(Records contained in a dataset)
========

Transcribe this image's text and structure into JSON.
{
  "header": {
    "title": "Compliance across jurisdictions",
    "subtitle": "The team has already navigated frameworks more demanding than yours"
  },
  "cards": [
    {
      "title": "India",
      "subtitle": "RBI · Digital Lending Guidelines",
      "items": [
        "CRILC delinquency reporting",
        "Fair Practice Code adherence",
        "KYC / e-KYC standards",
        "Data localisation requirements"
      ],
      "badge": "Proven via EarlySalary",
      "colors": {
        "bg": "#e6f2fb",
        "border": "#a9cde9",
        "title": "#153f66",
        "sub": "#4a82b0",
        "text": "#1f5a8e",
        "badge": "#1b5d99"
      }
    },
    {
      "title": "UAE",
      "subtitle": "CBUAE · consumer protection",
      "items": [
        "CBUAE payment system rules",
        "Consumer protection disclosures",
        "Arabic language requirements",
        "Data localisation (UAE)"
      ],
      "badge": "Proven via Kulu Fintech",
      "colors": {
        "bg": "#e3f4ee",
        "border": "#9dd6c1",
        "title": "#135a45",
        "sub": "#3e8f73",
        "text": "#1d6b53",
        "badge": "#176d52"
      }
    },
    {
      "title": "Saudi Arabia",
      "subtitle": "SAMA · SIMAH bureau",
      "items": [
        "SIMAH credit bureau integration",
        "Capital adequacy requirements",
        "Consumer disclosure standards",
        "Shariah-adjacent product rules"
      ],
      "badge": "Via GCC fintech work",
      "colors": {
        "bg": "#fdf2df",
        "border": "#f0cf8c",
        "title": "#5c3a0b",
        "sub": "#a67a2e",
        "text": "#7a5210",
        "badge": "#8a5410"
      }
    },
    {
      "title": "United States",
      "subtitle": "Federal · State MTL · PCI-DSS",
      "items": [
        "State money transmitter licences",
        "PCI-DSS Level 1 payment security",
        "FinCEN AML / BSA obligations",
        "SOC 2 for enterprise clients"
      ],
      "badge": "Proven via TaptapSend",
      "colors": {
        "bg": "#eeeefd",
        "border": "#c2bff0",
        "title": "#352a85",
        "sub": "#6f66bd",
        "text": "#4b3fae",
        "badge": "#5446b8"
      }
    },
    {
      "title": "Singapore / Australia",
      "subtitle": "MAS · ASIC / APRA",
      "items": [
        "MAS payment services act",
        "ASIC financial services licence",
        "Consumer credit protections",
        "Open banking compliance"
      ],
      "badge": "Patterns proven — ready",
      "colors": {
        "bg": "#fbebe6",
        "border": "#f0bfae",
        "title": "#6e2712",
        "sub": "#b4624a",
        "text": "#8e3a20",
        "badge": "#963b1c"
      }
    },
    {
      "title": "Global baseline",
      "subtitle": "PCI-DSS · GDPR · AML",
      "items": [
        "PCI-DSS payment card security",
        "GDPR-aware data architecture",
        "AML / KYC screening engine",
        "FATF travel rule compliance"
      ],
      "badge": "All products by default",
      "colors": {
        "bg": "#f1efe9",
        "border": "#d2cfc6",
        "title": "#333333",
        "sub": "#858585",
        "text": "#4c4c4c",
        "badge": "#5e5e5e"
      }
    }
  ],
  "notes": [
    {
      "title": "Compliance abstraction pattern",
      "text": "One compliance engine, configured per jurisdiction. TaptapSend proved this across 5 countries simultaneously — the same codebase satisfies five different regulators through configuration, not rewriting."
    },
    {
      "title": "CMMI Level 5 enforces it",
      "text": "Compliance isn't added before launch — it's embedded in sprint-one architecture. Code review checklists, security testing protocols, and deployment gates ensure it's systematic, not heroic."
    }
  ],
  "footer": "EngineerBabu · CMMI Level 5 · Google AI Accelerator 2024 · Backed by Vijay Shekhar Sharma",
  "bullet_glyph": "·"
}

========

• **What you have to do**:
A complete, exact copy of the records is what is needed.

• **Response to the task**:
Transcribe this image's text and structure into JSON.
{
  "header": {
    "title": "Compliance across jurisdictions",
    "subtitle": "The team has already navigated frameworks more demanding than yours"
  },
  "cards": [
    {
      "title": "India",
      "subtitle": "RBI · Digital Lending Guidelines",
      "items": [
        "CRILC delinquency reporting",
        "Fair Practice Code adherence",
        "KYC / e-KYC standards",
        "Data localisation requirements"
      ],
      "badge": "Proven via EarlySalary",
      "colors": {
        "bg": "#e6f2fb",
        "border": "#a9cde9",
        "title": "#153f66",
        "sub": "#4a82b0",
        "text": "#1f5a8e",
        "badge": "#1b5d99"
      }
    },
    {
      "title": "UAE",
      "subtitle": "CBUAE · consumer protection",
      "items": [
        "CBUAE payment system rules",
        "Consumer protection disclosures",
        "Arabic language requirements",
        "Data localisation (UAE)"
      ],
      "badge": "Proven via Kulu Fintech",
      "colors": {
        "bg": "#e3f4ee",
        "border": "#9dd6c1",
        "title": "#135a45",
        "sub": "#3e8f73",
        "text": "#1d6b53",
        "badge": "#176d52"
      }
    },
    {
      "title": "Saudi Arabia",
      "subtitle": "SAMA · SIMAH bureau",
      "items": [
        "SIMAH credit bureau integration",
        "Capital adequacy requirements",
        "Consumer disclosure standards",
        "Shariah-adjacent product rules"
      ],
      "badge": "Via GCC fintech work",
      "colors": {
        "bg": "#fdf2df",
        "border": "#f0cf8c",
        "title": "#5c3a0b",
        "sub": "#a67a2e",
        "text": "#7a5210",
        "badge": "#8a5410"
      }
    },
    {
      "title": "United States",
      "subtitle": "Federal · State MTL · PCI-DSS",
      "items": [
        "State money transmitter licences",
        "PCI-DSS Level 1 payment security",
        "FinCEN AML / BSA obligations",
        "SOC 2 for enterprise clients"
      ],
      "badge": "Proven via TaptapSend",
      "colors": {
        "bg": "#eeeefd",
        "border": "#c2bff0",
        "title": "#352a85",
        "sub": "#6f66bd",
        "text": "#4b3fae",
        "badge": "#5446b8"
      }
    },
    {
      "title": "Singapore / Australia",
      "subtitle": "MAS · ASIC / APRA",
      "items": [
        "MAS payment services act",
        "ASIC financial services licence",
        "Consumer credit protections",
        "Open banking compliance"
      ],
      "badge": "Patterns proven — ready",
      "colors": {
        "bg": "#fbebe6",
        "border": "#f0bfae",
        "title": "#6e2712",
        "sub": "#b4624a",
        "text": "#8e3a20",
        "badge": "#963b1c"
      }
    },
    {
      "title": "Global baseline",
      "subtitle": "PCI-DSS · GDPR · AML",
      "items": [
        "PCI-DSS payment card security",
        "GDPR-aware data architecture",
        "AML / KYC screening engine",
        "FATF travel rule compliance"
      ],
      "badge": "All products by default",
      "colors": {
        "bg": "#f1efe9",
        "border": "#d2cfc6",
        "title": "#333333",
        "sub": "#858585",
        "text": "#4c4c4c",
        "badge": "#5e5e5e"
      }
    }
  ],
  "notes": [
    {
      "title": "Compliance abstraction pattern",
      "text": "One compliance engine, configured per jurisdiction. TaptapSend proved this across 5 countries simultaneously — the same codebase satisfies five different regulators through configuration, not rewriting."
    },
    {
      "title": "CMMI Level 5 enforces it",
      "text": "Compliance isn't added before launch — it's embedded in sprint-one architecture. Code review checklists, security testing protocols, and deployment gates ensure it's systematic, not heroic."
    }
  ],
  "footer": "EngineerBabu · CMMI Level 5 · Google AI Accelerator 2024 · Backed by Vijay Shekhar Sharma",
  "bullet_glyph": "·"
}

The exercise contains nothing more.